[Component data from apps and pages]
########################################
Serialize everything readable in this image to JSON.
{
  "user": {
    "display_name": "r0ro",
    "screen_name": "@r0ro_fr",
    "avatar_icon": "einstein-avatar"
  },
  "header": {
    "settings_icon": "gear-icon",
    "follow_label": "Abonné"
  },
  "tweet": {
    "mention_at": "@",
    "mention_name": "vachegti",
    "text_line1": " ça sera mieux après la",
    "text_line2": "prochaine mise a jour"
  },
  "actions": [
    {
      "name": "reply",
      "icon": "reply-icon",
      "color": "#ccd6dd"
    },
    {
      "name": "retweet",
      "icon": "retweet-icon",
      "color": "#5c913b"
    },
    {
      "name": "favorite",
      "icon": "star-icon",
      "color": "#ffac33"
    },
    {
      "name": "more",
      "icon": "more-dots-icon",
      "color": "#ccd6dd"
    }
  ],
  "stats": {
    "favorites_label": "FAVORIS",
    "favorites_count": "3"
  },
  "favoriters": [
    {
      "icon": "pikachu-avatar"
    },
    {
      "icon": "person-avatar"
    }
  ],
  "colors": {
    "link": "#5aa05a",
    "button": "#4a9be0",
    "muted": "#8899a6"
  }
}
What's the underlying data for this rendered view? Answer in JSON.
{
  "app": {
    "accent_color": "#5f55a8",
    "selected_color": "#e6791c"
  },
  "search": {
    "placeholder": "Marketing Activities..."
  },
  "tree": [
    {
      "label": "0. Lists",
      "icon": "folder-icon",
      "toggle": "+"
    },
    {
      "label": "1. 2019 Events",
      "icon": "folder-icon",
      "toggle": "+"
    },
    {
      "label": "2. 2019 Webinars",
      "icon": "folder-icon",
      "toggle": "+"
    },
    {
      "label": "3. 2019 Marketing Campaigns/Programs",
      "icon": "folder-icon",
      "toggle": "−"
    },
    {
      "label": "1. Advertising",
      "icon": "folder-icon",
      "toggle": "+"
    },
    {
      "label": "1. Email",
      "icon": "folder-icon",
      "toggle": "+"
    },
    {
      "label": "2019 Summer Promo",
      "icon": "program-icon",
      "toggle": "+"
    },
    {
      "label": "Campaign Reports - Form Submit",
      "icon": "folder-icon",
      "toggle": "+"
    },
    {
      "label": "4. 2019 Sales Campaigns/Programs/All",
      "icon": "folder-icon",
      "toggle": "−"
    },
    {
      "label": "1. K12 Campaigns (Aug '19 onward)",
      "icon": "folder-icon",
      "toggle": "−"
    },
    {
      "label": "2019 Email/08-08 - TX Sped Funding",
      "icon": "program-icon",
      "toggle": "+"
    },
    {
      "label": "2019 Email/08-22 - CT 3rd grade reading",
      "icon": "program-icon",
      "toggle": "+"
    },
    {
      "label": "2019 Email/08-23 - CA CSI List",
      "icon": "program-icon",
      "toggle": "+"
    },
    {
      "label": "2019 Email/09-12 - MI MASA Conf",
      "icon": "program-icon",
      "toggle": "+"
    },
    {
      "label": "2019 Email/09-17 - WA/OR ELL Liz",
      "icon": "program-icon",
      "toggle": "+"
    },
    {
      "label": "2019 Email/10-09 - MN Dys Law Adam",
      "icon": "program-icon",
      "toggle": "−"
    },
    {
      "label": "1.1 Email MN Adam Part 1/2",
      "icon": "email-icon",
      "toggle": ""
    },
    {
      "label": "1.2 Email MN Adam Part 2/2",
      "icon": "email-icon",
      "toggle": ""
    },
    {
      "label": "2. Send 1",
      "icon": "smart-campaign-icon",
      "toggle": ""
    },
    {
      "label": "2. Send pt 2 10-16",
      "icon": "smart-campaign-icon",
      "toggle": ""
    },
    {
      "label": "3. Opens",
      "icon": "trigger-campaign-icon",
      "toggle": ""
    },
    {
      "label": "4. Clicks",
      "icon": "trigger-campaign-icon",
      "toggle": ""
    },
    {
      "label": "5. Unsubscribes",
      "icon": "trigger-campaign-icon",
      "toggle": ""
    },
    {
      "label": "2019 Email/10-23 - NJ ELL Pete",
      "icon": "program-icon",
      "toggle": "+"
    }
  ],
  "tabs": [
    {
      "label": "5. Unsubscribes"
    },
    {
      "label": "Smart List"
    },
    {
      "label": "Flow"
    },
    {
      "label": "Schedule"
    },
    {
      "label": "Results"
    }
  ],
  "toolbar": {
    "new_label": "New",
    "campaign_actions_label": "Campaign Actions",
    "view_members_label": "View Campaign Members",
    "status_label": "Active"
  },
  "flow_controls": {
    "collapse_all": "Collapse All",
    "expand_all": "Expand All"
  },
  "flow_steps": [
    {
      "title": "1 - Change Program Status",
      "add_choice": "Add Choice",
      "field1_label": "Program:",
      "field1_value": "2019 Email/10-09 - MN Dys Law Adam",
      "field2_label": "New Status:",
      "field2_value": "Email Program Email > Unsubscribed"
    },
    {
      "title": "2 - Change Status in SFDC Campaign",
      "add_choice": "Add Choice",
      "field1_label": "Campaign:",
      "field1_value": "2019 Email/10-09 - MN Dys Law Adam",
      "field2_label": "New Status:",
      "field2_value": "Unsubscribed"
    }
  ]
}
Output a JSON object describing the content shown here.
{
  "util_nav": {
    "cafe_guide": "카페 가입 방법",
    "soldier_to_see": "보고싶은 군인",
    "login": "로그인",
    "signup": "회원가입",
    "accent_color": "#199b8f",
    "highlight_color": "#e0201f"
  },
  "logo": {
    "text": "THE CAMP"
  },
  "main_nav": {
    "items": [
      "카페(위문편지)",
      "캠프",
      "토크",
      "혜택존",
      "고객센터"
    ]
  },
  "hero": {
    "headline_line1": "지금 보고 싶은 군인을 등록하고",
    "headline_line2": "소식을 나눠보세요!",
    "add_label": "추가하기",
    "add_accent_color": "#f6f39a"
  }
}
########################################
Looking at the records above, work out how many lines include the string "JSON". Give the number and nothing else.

▶ _Task answer_:
3